> **YOUR TASK**: Leaving out the images, return the data below exactly as it is written.
++++ RECORDS ++++
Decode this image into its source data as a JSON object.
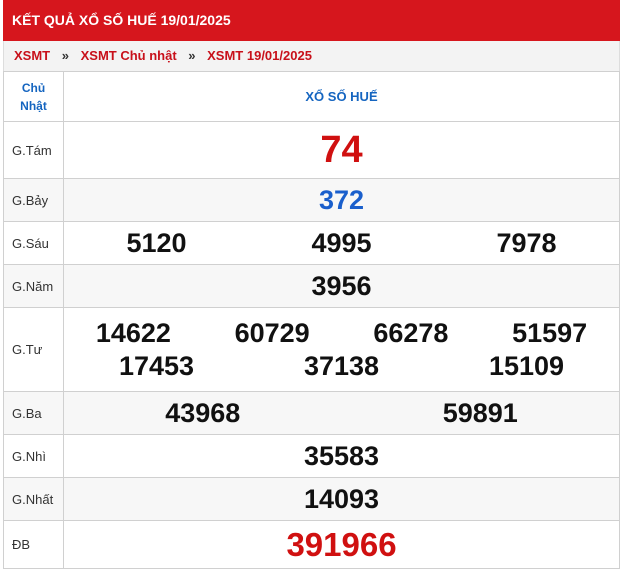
{
  "header": {
    "title": "KẾT QUẢ XỔ SỐ HUẾ 19/01/2025"
  },
  "breadcrumb": [
    "XSMT",
    "XSMT Chủ nhật",
    "XSMT 19/01/2025"
  ],
  "table": {
    "day_label": "Chủ Nhật",
    "province_title": "XỔ SỐ HUẾ",
    "prizes": [
      {
        "label": "G.Tám",
        "numbers": [
          "74"
        ]
      },
      {
        "label": "G.Bảy",
        "numbers": [
          "372"
        ]
      },
      {
        "label": "G.Sáu",
        "numbers": [
          "5120",
          "4995",
          "7978"
        ]
      },
      {
        "label": "G.Năm",
        "numbers": [
          "3956"
        ]
      },
      {
        "label": "G.Tư",
        "numbers": [
          "14622",
          "60729",
          "66278",
          "51597",
          "17453",
          "37138",
          "15109"
        ]
      },
      {
        "label": "G.Ba",
        "numbers": [
          "43968",
          "59891"
        ]
      },
      {
        "label": "G.Nhì",
        "numbers": [
          "35583"
        ]
      },
      {
        "label": "G.Nhất",
        "numbers": [
          "14093"
        ]
      },
      {
        "label": "ĐB",
        "numbers": [
          "391966"
        ]
      }
    ]
  },
  "colors": {
    "header_bg": "#d6161d",
    "link": "#c8101a",
    "title_blue": "#1565c0",
    "special_red": "#d01010",
    "g7_blue": "#1a5fcc"
  }
}
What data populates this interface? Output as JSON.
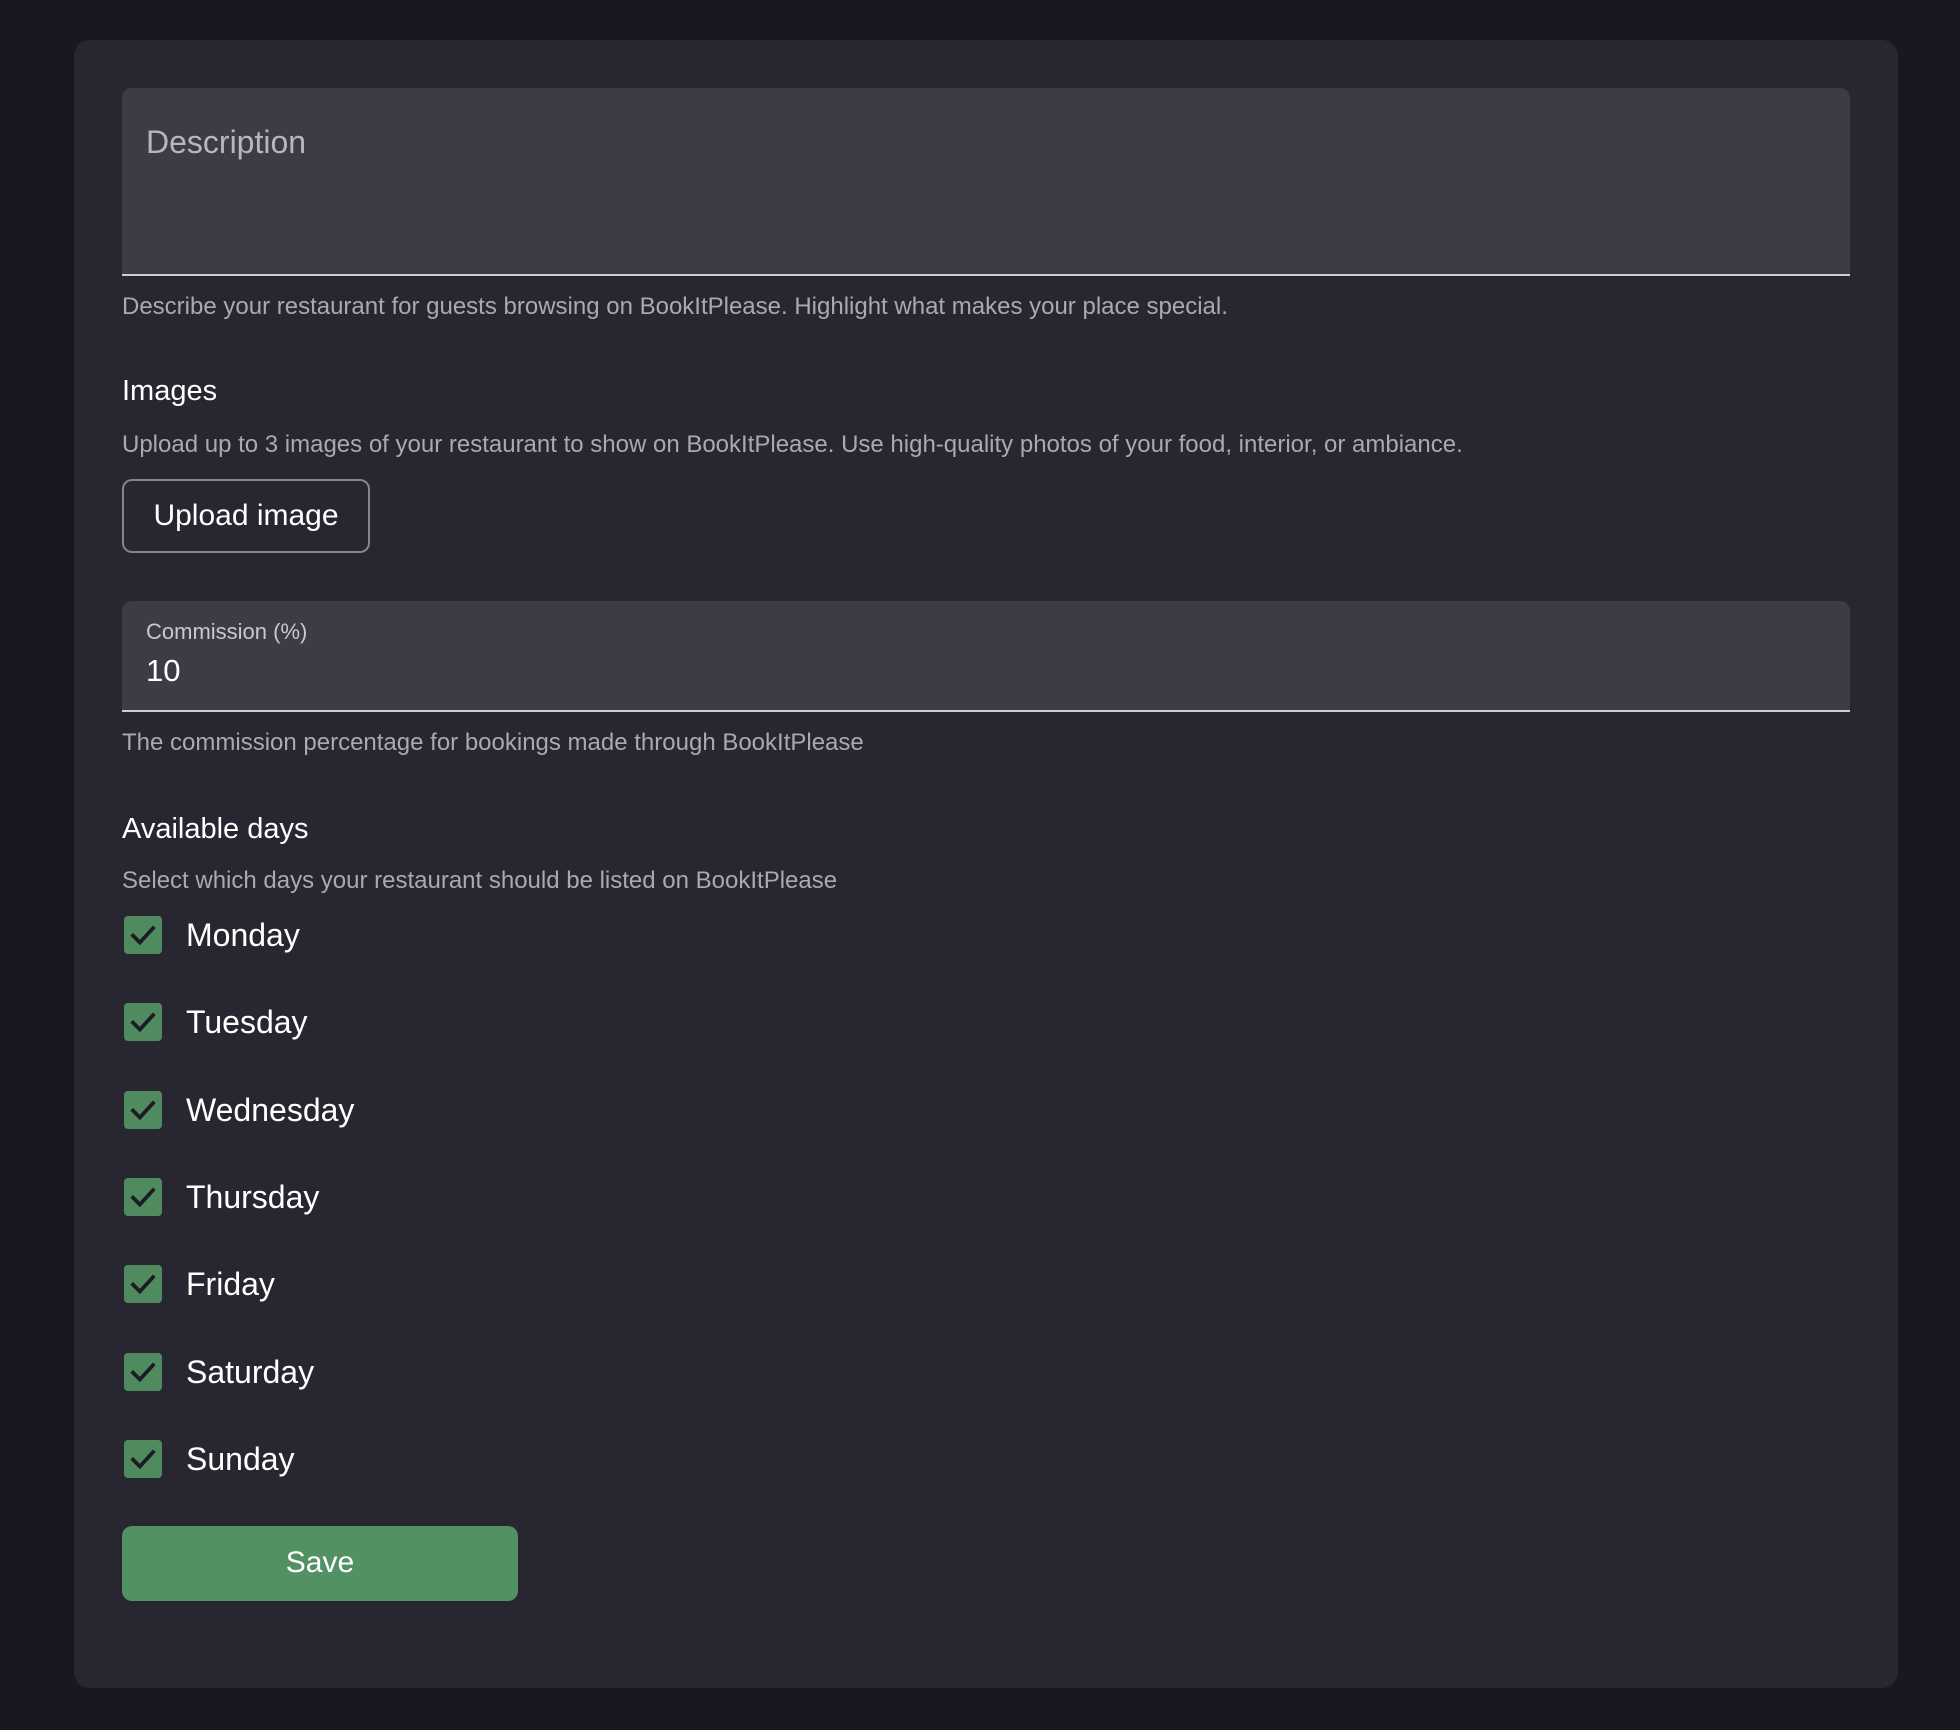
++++
> **REPLY**:
Decode this image into its source data as a JSON object.
{
  "header": {
    "title": "KẾT QUẢ XỔ SỐ HUẾ 19/01/2025"
  },
  "breadcrumb": [
    "XSMT",
    "XSMT Chủ nhật",
    "XSMT 19/01/2025"
  ],
  "table": {
    "day_label": "Chủ Nhật",
    "province_title": "XỔ SỐ HUẾ",
    "prizes": [
      {
        "label": "G.Tám",
        "numbers": [
          "74"
        ]
      },
      {
        "label": "G.Bảy",
        "numbers": [
          "372"
        ]
      },
      {
        "label": "G.Sáu",
        "numbers": [
          "5120",
          "4995",
          "7978"
        ]
      },
      {
        "label": "G.Năm",
        "numbers": [
          "3956"
        ]
      },
      {
        "label": "G.Tư",
        "numbers": [
          "14622",
          "60729",
          "66278",
          "51597",
          "17453",
          "37138",
          "15109"
        ]
      },
      {
        "label": "G.Ba",
        "numbers": [
          "43968",
          "59891"
        ]
      },
      {
        "label": "G.Nhì",
        "numbers": [
          "35583"
        ]
      },
      {
        "label": "G.Nhất",
        "numbers": [
          "14093"
        ]
      },
      {
        "label": "ĐB",
        "numbers": [
          "391966"
        ]
      }
    ]
  },
  "colors": {
    "header_bg": "#d6161d",
    "link": "#c8101a",
    "title_blue": "#1565c0",
    "special_red": "#d01010",
    "g7_blue": "#1a5fcc"
  }
}
What data populates this interface? Output as JSON.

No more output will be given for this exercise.